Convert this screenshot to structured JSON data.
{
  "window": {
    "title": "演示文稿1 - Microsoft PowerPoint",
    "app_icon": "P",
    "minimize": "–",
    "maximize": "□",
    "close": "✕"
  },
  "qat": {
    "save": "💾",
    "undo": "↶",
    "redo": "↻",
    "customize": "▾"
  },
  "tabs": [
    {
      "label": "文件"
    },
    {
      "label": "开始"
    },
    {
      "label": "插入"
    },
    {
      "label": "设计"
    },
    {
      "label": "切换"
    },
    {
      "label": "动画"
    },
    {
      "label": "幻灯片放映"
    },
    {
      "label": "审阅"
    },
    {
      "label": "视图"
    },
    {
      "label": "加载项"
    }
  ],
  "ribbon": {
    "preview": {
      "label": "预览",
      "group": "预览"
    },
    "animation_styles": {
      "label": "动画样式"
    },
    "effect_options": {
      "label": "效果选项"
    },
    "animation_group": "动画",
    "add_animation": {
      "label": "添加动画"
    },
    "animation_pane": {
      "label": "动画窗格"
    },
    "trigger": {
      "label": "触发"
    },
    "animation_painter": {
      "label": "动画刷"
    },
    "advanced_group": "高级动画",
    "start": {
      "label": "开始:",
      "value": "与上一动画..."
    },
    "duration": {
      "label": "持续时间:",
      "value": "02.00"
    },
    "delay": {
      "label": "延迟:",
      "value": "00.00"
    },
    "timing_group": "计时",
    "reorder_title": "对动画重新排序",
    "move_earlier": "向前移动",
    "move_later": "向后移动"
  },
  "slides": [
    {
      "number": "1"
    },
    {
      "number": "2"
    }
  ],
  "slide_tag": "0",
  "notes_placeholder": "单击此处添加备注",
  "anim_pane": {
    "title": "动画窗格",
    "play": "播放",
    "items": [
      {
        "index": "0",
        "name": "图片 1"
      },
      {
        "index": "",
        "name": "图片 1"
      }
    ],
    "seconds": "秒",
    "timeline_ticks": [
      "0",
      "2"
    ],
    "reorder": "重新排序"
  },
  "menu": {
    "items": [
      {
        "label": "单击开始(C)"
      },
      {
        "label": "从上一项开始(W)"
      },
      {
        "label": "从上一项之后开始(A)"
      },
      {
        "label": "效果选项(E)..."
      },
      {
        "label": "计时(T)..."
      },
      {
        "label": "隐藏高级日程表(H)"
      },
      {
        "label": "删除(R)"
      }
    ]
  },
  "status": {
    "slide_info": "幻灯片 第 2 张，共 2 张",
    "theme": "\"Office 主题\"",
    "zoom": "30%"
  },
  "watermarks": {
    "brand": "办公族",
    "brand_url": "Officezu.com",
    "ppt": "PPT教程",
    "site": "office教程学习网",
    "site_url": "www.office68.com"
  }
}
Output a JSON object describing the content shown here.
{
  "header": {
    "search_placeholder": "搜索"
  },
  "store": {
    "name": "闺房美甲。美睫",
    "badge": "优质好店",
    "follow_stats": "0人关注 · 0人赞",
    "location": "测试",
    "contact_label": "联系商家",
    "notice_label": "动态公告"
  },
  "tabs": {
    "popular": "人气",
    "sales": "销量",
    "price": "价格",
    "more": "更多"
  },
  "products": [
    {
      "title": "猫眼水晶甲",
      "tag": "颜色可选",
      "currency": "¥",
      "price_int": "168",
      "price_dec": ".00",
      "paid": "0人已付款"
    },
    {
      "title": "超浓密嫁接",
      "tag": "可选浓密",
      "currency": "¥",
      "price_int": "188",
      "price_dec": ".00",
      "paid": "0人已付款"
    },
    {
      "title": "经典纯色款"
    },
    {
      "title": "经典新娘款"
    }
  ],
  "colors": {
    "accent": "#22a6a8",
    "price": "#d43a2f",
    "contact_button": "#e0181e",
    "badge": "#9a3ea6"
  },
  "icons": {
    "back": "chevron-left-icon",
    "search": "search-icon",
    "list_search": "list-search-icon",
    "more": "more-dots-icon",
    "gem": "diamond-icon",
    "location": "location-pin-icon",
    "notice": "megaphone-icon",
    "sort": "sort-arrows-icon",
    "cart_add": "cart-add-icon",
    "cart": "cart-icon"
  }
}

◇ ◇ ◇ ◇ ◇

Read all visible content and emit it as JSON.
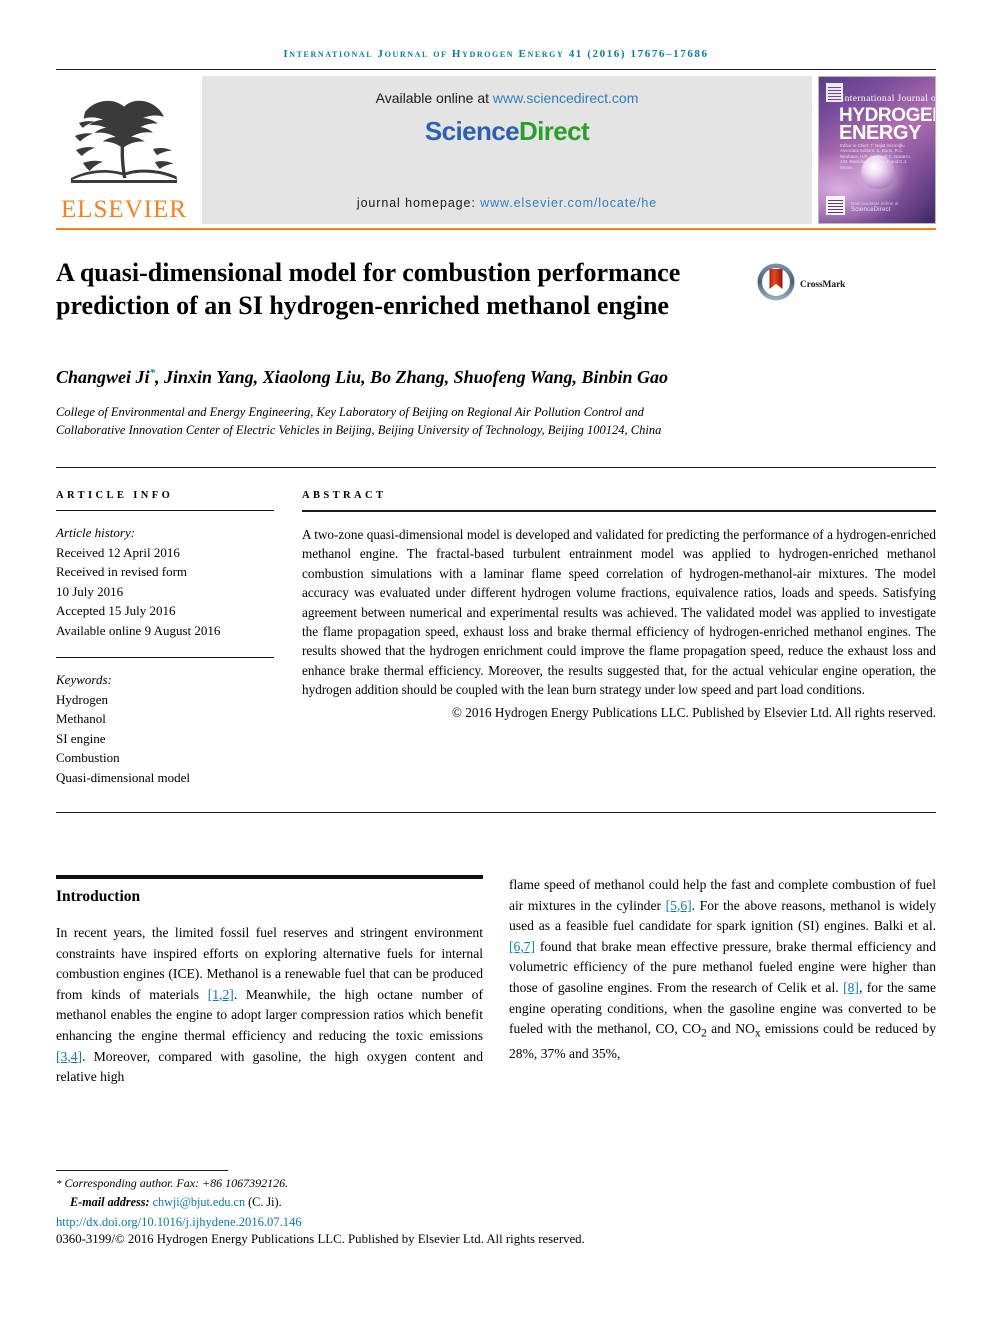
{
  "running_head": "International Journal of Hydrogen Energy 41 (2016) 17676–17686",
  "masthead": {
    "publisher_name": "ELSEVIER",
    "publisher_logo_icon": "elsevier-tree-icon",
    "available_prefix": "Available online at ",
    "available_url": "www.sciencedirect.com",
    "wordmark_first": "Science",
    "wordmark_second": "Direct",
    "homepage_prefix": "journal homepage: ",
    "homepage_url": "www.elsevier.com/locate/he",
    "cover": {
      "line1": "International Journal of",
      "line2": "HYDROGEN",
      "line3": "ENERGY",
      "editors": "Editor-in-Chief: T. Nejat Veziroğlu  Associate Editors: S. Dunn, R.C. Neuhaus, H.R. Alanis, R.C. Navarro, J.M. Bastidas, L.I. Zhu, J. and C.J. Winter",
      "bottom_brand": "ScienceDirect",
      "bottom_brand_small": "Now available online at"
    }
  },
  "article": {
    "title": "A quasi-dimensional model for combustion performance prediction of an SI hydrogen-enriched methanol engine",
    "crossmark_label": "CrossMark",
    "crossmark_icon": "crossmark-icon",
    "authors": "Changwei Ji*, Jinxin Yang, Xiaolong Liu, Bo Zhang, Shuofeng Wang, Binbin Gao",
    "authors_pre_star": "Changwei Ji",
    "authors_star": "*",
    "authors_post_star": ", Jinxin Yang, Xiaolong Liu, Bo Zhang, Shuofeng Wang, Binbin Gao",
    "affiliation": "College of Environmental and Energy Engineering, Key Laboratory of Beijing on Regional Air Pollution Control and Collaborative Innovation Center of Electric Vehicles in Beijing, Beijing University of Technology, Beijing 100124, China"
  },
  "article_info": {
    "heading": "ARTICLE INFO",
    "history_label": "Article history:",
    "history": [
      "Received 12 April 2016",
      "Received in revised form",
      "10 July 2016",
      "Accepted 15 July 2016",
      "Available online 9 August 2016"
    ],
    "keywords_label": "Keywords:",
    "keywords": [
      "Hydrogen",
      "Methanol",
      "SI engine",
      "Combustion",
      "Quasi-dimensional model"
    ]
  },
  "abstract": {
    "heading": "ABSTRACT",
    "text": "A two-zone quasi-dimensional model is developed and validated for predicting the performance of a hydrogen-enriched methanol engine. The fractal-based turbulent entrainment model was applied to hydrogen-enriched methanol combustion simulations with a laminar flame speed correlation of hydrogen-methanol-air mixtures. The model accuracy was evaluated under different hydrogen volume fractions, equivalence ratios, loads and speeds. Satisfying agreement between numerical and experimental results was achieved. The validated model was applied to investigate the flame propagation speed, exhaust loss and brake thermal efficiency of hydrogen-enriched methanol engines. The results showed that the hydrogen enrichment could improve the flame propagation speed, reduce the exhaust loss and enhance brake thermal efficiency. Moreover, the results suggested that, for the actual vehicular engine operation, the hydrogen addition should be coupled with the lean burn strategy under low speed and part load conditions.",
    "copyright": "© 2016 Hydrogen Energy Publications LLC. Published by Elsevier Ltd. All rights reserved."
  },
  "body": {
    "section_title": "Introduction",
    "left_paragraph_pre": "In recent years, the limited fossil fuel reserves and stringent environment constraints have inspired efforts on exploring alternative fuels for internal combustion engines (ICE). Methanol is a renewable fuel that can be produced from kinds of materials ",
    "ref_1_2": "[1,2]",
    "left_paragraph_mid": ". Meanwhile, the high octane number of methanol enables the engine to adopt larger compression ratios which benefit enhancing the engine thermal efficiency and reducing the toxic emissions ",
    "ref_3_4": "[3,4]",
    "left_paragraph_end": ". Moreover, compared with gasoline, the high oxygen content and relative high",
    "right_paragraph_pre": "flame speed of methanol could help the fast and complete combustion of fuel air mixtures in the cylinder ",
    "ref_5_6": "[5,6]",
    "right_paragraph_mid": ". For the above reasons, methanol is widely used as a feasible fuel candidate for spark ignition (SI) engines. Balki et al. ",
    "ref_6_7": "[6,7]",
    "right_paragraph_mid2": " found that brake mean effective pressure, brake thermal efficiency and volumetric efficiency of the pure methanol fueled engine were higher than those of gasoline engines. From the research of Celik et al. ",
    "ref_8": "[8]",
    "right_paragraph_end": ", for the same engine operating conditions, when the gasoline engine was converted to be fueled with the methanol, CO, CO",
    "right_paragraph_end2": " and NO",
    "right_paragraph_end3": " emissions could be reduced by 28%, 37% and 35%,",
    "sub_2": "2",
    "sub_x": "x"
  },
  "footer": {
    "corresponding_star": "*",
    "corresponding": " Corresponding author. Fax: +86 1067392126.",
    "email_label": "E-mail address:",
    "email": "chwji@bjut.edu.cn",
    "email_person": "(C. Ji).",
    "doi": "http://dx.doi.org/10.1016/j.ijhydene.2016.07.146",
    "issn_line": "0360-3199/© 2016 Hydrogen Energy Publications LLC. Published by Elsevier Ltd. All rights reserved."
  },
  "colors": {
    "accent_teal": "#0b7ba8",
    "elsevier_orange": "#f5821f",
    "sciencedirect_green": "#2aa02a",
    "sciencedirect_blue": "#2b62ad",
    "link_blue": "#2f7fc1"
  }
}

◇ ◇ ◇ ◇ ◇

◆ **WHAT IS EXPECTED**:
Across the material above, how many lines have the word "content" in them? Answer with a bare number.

◆ **EXERCISE SOLUTION**:
3